=== Begin Enclosure ===

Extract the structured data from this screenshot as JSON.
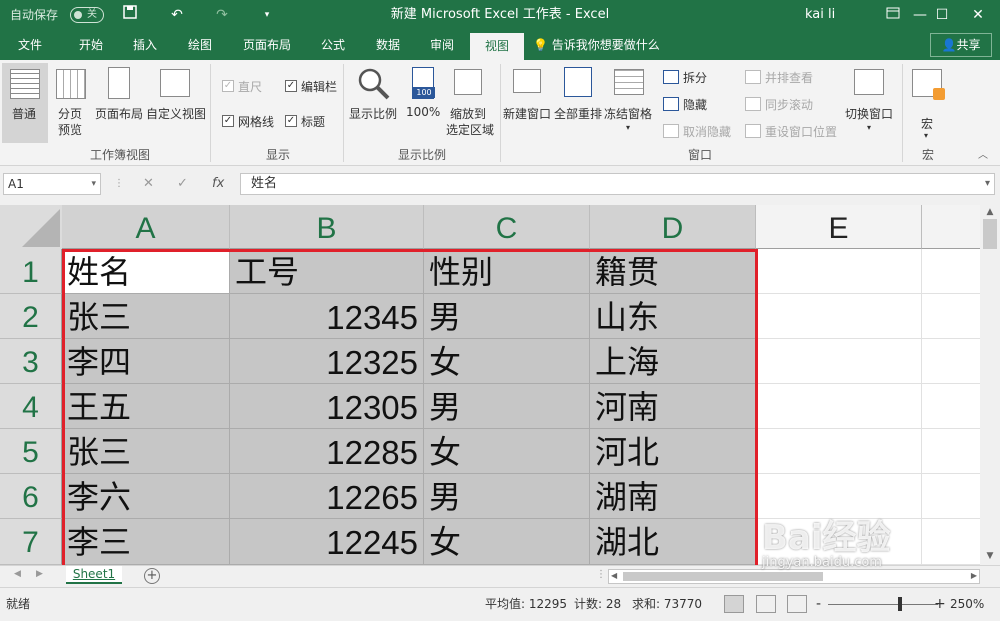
{
  "titlebar": {
    "autosave_label": "自动保存",
    "autosave_state": "关",
    "doc_title": "新建 Microsoft Excel 工作表 - Excel",
    "user": "kai li"
  },
  "tabs": [
    "文件",
    "开始",
    "插入",
    "绘图",
    "页面布局",
    "公式",
    "数据",
    "审阅",
    "视图"
  ],
  "active_tab": "视图",
  "tell_me": "告诉我你想要做什么",
  "share": "共享",
  "ribbon": {
    "workbook_views": {
      "label": "工作簿视图",
      "normal": "普通",
      "page_break_1": "分页",
      "page_break_2": "预览",
      "page_layout": "页面布局",
      "custom": "自定义视图"
    },
    "show": {
      "label": "显示",
      "ruler": "直尺",
      "formula_bar": "编辑栏",
      "gridlines": "网格线",
      "headings": "标题"
    },
    "zoom": {
      "label": "显示比例",
      "zoom": "显示比例",
      "hundred": "100%",
      "hundred_icon": "100",
      "zoom_sel_1": "缩放到",
      "zoom_sel_2": "选定区域"
    },
    "window": {
      "label": "窗口",
      "new_window": "新建窗口",
      "arrange_all": "全部重排",
      "freeze": "冻结窗格",
      "split": "拆分",
      "hide": "隐藏",
      "unhide": "取消隐藏",
      "side_by_side": "并排查看",
      "sync_scroll": "同步滚动",
      "reset_pos": "重设窗口位置",
      "switch": "切换窗口"
    },
    "macros": {
      "label": "宏",
      "macros": "宏"
    }
  },
  "formula_bar": {
    "name_box": "A1",
    "cancel": "✕",
    "enter": "✓",
    "fx": "fx",
    "content": "姓名"
  },
  "columns": [
    "A",
    "B",
    "C",
    "D",
    "E"
  ],
  "rows": [
    "1",
    "2",
    "3",
    "4",
    "5",
    "6",
    "7"
  ],
  "cells": [
    [
      "姓名",
      "工号",
      "性别",
      "籍贯"
    ],
    [
      "张三",
      "12345",
      "男",
      "山东"
    ],
    [
      "李四",
      "12325",
      "女",
      "上海"
    ],
    [
      "王五",
      "12305",
      "男",
      "河南"
    ],
    [
      "张三",
      "12285",
      "女",
      "河北"
    ],
    [
      "李六",
      "12265",
      "男",
      "湖南"
    ],
    [
      "李三",
      "12245",
      "女",
      "湖北"
    ]
  ],
  "sheet_tab": "Sheet1",
  "status": {
    "ready": "就绪",
    "average": "平均值: 12295",
    "count": "计数: 28",
    "sum": "求和: 73770",
    "zoom_minus": "-",
    "zoom_plus": "+",
    "zoom": "250%"
  },
  "watermark": {
    "brand": "Bai经验",
    "url": "jingyan.baidu.com"
  },
  "colors": {
    "excel_green": "#217346",
    "selection_red": "#e0202a"
  }
}
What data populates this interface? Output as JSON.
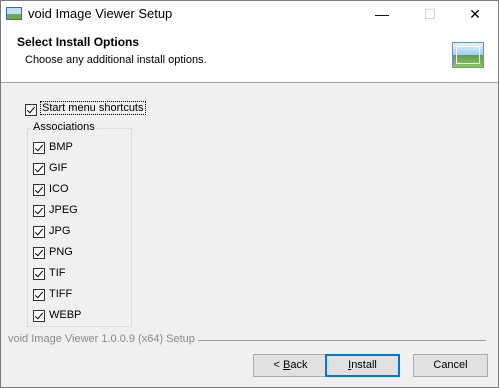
{
  "window": {
    "title": "void Image Viewer Setup",
    "minimize_glyph": "—",
    "maximize_glyph": "☐",
    "close_glyph": "✕"
  },
  "header": {
    "title": "Select Install Options",
    "subtitle": "Choose any additional install options.",
    "image_icon": "landscape-image-icon"
  },
  "options": {
    "start_menu": {
      "label": "Start menu shortcuts",
      "checked": true
    }
  },
  "associations": {
    "title": "Associations",
    "items": [
      {
        "label": "BMP",
        "checked": true
      },
      {
        "label": "GIF",
        "checked": true
      },
      {
        "label": "ICO",
        "checked": true
      },
      {
        "label": "JPEG",
        "checked": true
      },
      {
        "label": "JPG",
        "checked": true
      },
      {
        "label": "PNG",
        "checked": true
      },
      {
        "label": "TIF",
        "checked": true
      },
      {
        "label": "TIFF",
        "checked": true
      },
      {
        "label": "WEBP",
        "checked": true
      }
    ]
  },
  "footer": {
    "brand": "void Image Viewer 1.0.0.9 (x64) Setup"
  },
  "buttons": {
    "back_prefix": "< ",
    "back_mnemonic": "B",
    "back_rest": "ack",
    "install_mnemonic": "I",
    "install_rest": "nstall",
    "cancel": "Cancel"
  }
}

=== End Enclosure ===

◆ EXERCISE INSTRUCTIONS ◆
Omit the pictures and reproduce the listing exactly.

◆ SOLUTION ◆
Extract the structured data from this screenshot as JSON.
{
  "titlebar": {
    "autosave_label": "自动保存",
    "autosave_state": "关",
    "doc_title": "新建 Microsoft Excel 工作表 - Excel",
    "user": "kai li"
  },
  "tabs": [
    "文件",
    "开始",
    "插入",
    "绘图",
    "页面布局",
    "公式",
    "数据",
    "审阅",
    "视图"
  ],
  "active_tab": "视图",
  "tell_me": "告诉我你想要做什么",
  "share": "共享",
  "ribbon": {
    "workbook_views": {
      "label": "工作簿视图",
      "normal": "普通",
      "page_break_1": "分页",
      "page_break_2": "预览",
      "page_layout": "页面布局",
      "custom": "自定义视图"
    },
    "show": {
      "label": "显示",
      "ruler": "直尺",
      "formula_bar": "编辑栏",
      "gridlines": "网格线",
      "headings": "标题"
    },
    "zoom": {
      "label": "显示比例",
      "zoom": "显示比例",
      "hundred": "100%",
      "hundred_icon": "100",
      "zoom_sel_1": "缩放到",
      "zoom_sel_2": "选定区域"
    },
    "window": {
      "label": "窗口",
      "new_window": "新建窗口",
      "arrange_all": "全部重排",
      "freeze": "冻结窗格",
      "split": "拆分",
      "hide": "隐藏",
      "unhide": "取消隐藏",
      "side_by_side": "并排查看",
      "sync_scroll": "同步滚动",
      "reset_pos": "重设窗口位置",
      "switch": "切换窗口"
    },
    "macros": {
      "label": "宏",
      "macros": "宏"
    }
  },
  "formula_bar": {
    "name_box": "A1",
    "cancel": "✕",
    "enter": "✓",
    "fx": "fx",
    "content": "姓名"
  },
  "columns": [
    "A",
    "B",
    "C",
    "D",
    "E"
  ],
  "rows": [
    "1",
    "2",
    "3",
    "4",
    "5",
    "6",
    "7"
  ],
  "cells": [
    [
      "姓名",
      "工号",
      "性别",
      "籍贯"
    ],
    [
      "张三",
      "12345",
      "男",
      "山东"
    ],
    [
      "李四",
      "12325",
      "女",
      "上海"
    ],
    [
      "王五",
      "12305",
      "男",
      "河南"
    ],
    [
      "张三",
      "12285",
      "女",
      "河北"
    ],
    [
      "李六",
      "12265",
      "男",
      "湖南"
    ],
    [
      "李三",
      "12245",
      "女",
      "湖北"
    ]
  ],
  "sheet_tab": "Sheet1",
  "status": {
    "ready": "就绪",
    "average": "平均值: 12295",
    "count": "计数: 28",
    "sum": "求和: 73770",
    "zoom_minus": "-",
    "zoom_plus": "+",
    "zoom": "250%"
  },
  "watermark": {
    "brand": "Bai经验",
    "url": "jingyan.baidu.com"
  },
  "colors": {
    "excel_green": "#217346",
    "selection_red": "#e0202a"
  }
}
What data populates this interface? Output as JSON.
{
  "window": {
    "title": "void Image Viewer Setup",
    "minimize_glyph": "—",
    "maximize_glyph": "☐",
    "close_glyph": "✕"
  },
  "header": {
    "title": "Select Install Options",
    "subtitle": "Choose any additional install options.",
    "image_icon": "landscape-image-icon"
  },
  "options": {
    "start_menu": {
      "label": "Start menu shortcuts",
      "checked": true
    }
  },
  "associations": {
    "title": "Associations",
    "items": [
      {
        "label": "BMP",
        "checked": true
      },
      {
        "label": "GIF",
        "checked": true
      },
      {
        "label": "ICO",
        "checked": true
      },
      {
        "label": "JPEG",
        "checked": true
      },
      {
        "label": "JPG",
        "checked": true
      },
      {
        "label": "PNG",
        "checked": true
      },
      {
        "label": "TIF",
        "checked": true
      },
      {
        "label": "TIFF",
        "checked": true
      },
      {
        "label": "WEBP",
        "checked": true
      }
    ]
  },
  "footer": {
    "brand": "void Image Viewer 1.0.0.9 (x64) Setup"
  },
  "buttons": {
    "back_prefix": "< ",
    "back_mnemonic": "B",
    "back_rest": "ack",
    "install_mnemonic": "I",
    "install_rest": "nstall",
    "cancel": "Cancel"
  }
}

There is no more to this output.